My sisterwife Melissa has 3 grown children from her first marriage. I’m not particularly close to them, unfortunately. Early in Melissa’s and Joshua’s relationship, when her first batch of children were teenagers, I dared to fantasize about being a second mother to them. Alas, it wasn’t in the cards. However, the youngest son is friendly with me, and he invited me to his wedding in southern Utah.

Here’s a question for you: What should be done when a Christmas card, a graduation announcement, or a wedding invitation is being sent to a family with more than one wife?

Melissa and I have cracked the code.

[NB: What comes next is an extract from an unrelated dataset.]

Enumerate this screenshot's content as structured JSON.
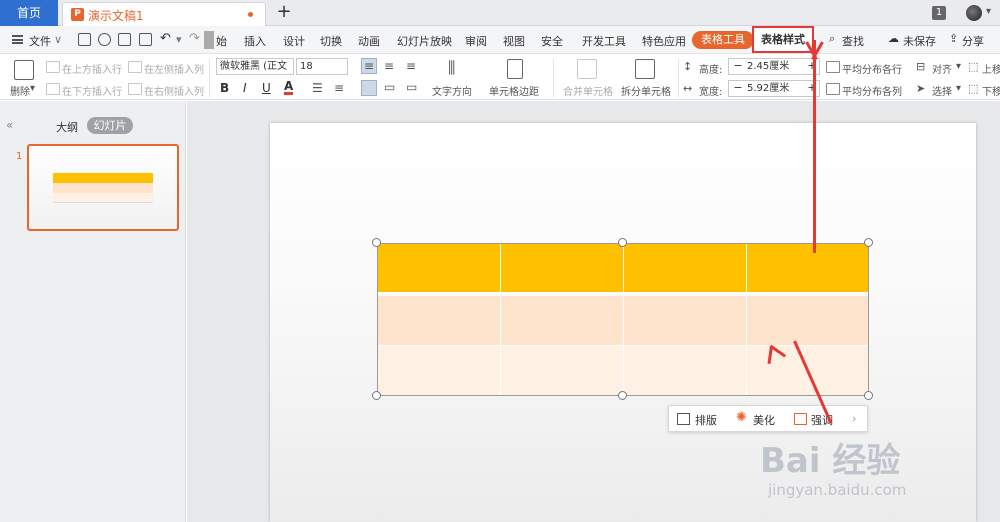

Think about this: After you open the envelope, read the card, mark your calendar, and make a note to yourself to get a gift, where do you put the card?

On your fridge, of course. And you leave it up there until it’s no longer relevant.

That common habit is the basis of our rule of etiquette when mailing things to families with multiple wives.

If the wives live separately, you mail them each their own wedding invitation. If they live together and share a kitchen, just send one invitation. Easy enough.

But if they live at the same address and have their own kitchens (and hence their own refrigerators), here’s what to do: Mail to the household the same number of invitations as there are kitchens. That way, each wife gets to put the card up on her fridge. Go ahead and mail both of them in the same envelope and save yourself a stamp.

Melissa’s son understands this concept, so I got my own copy of the wedding invitation.

I found this sweet and thoughtful. I also realized that if he hadn’t done that, I wouldn’t have known for sure whether I was meant to be included in the invitation. His giving two copies of the invitation to our household made it clear that I was, for sure, invited.

Back to the wedding guest who found out I was the sisterwife of the groom’s mother. After she recovered from her initial shock, she approached me. Melissa was getting herself ready for the wedding ceremony, and I was tasked with getting her reluctant preschooler dressed in his handsome ringbearer suit, complete with a bow tie and suspenders.

I was also taking care of Melissa’s infant and my toddler, so my hands were reasonably full. The kind wedding guest helped me, all the while chatting in a friendly manner and showing that she was fine with what I’d told her. Never knowing what to expect when someone finds out about my polygamy, this experience was nice.

The wedding was one I wouldn’t have attended if I wasn’t a polygamist.